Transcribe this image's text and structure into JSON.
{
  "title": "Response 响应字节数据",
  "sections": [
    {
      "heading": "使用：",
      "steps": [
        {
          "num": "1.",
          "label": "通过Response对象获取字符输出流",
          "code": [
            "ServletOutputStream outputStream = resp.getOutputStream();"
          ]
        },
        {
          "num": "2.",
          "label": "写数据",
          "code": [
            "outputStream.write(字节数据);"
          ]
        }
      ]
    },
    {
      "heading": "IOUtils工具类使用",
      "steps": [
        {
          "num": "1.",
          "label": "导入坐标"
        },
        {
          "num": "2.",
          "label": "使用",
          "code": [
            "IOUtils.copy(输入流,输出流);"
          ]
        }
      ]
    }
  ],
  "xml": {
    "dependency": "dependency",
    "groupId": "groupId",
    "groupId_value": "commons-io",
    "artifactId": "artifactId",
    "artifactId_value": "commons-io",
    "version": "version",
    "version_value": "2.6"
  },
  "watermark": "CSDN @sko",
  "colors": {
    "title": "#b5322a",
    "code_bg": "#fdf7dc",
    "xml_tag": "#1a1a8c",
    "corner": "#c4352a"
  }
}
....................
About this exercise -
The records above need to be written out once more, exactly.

Answer to the exercise -
Transcribe this image's text and structure into JSON.
{
  "title": "Response 响应字节数据",
  "sections": [
    {
      "heading": "使用：",
      "steps": [
        {
          "num": "1.",
          "label": "通过Response对象获取字符输出流",
          "code": [
            "ServletOutputStream outputStream = resp.getOutputStream();"
          ]
        },
        {
          "num": "2.",
          "label": "写数据",
          "code": [
            "outputStream.write(字节数据);"
          ]
        }
      ]
    },
    {
      "heading": "IOUtils工具类使用",
      "steps": [
        {
          "num": "1.",
          "label": "导入坐标"
        },
        {
          "num": "2.",
          "label": "使用",
          "code": [
            "IOUtils.copy(输入流,输出流);"
          ]
        }
      ]
    }
  ],
  "xml": {
    "dependency": "dependency",
    "groupId": "groupId",
    "groupId_value": "commons-io",
    "artifactId": "artifactId",
    "artifactId_value": "commons-io",
    "version": "version",
    "version_value": "2.6"
  },
  "watermark": "CSDN @sko",
  "colors": {
    "title": "#b5322a",
    "code_bg": "#fdf7dc",
    "xml_tag": "#1a1a8c",
    "corner": "#c4352a"
  }
}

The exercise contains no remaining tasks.